But here’s what we love about Record Store Day™: the local music media really gets behind us. Radio K did so much to help City Pages tagged us the “Best Record Store Day™ Location” this year, and the Star Tribune has always published our local music lineup for the two stages. Our favorite bands get the exposure they deserve for the awesome music they make — two years ago we were honored to be the site of Black Diet‘s record release show for Find Your Tambourine, and their stellar set in spite of the drizzling rain was one of the best things that’s ever happened here at Hymie’s.
Last year had just as many magical moments. Nato Coles actually picked Irene up and held her over his head on the stage (she DID NOT like this) and Pennyroyal played their last show to an enormous crowd.
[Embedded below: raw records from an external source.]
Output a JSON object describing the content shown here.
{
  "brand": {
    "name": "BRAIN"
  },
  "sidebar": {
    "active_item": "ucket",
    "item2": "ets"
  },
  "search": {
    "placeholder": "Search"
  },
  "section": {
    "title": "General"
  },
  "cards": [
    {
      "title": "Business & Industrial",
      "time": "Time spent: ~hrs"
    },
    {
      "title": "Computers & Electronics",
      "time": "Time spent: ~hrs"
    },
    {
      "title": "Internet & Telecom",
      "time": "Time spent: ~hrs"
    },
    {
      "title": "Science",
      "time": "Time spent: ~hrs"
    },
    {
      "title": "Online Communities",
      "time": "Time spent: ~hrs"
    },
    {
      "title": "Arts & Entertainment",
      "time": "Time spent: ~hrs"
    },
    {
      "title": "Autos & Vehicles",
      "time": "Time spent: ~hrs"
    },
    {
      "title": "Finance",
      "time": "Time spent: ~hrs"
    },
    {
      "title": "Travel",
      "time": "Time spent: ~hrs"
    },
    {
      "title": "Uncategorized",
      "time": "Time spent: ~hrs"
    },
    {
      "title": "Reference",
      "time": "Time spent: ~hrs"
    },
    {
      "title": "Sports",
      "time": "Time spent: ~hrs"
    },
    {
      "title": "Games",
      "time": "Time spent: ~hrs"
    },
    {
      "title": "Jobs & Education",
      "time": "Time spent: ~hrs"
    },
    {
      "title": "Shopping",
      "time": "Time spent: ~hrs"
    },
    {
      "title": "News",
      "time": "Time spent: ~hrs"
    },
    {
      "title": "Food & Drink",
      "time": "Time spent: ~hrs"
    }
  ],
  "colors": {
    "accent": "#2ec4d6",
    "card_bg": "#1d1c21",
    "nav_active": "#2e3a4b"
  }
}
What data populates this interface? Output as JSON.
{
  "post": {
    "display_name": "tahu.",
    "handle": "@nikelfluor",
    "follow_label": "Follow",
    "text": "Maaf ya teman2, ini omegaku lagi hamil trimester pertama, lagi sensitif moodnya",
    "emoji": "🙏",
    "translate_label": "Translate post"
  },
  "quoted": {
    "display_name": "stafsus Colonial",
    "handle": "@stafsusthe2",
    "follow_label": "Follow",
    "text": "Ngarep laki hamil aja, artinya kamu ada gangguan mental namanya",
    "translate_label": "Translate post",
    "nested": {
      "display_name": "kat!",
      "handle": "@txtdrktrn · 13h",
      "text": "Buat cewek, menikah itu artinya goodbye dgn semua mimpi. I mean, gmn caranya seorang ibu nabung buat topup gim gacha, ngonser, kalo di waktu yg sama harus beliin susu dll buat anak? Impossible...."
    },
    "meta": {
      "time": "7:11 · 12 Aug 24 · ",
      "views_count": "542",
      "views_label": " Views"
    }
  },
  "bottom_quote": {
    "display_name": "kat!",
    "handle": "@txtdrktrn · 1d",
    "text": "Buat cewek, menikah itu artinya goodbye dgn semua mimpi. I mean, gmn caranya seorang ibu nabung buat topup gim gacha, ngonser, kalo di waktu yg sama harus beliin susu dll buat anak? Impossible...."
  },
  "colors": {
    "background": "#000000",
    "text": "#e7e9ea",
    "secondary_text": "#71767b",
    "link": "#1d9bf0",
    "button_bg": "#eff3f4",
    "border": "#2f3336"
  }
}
Each year’s block party has produced these sublime moments, from Fat Kid Wednesday’s smoldering set our first year to the time we pushed Whiskey Jeff up on stage with a borrowed guitar to buy time for another band and the crowd loved him as much as we do. All of this — the stage, the sound, the city’s share just for using the street — is paid for by those special Record Store Day™ releases.
What makes Record Store Day™‘s extension into “black Friday” so distasteful to us is that it seems to have nothing to do with record stores and everything to do with large labels moving quantities of catalog crap. The unfortunate collector who goes home with this schlocky shit (only to find it much cheaper in shops or online two weeks later) isn’t going resent the corporations that now manage the recordings of some long defunct band or dead artist, nor the Record Store Day™ establishment that’s which has marketed the product. They’re going to resent shops like this one, struggling to survive, and finding the old adage as apt as ever: “With friends like Record Store Day, who needs enemies?”
Black Friday has nothing to do with small businesses or families. The day after Thanksgiving should be an extension of the holiday: a day for making epic sandwiches with the fridge-ful of leftovers, finding the holiday decorations in the basement (our family writes a letter to our future selves about the holidays each New Years Day when we pack this stuff up, so there’s that to look forward to when unpacking the boxes), and catching up with friends who’ve returned from around the country or the world for a few short days. The last thing we’d want to do it drive around town to find some junk which, honestly, is easier to find online twenty-four hours later.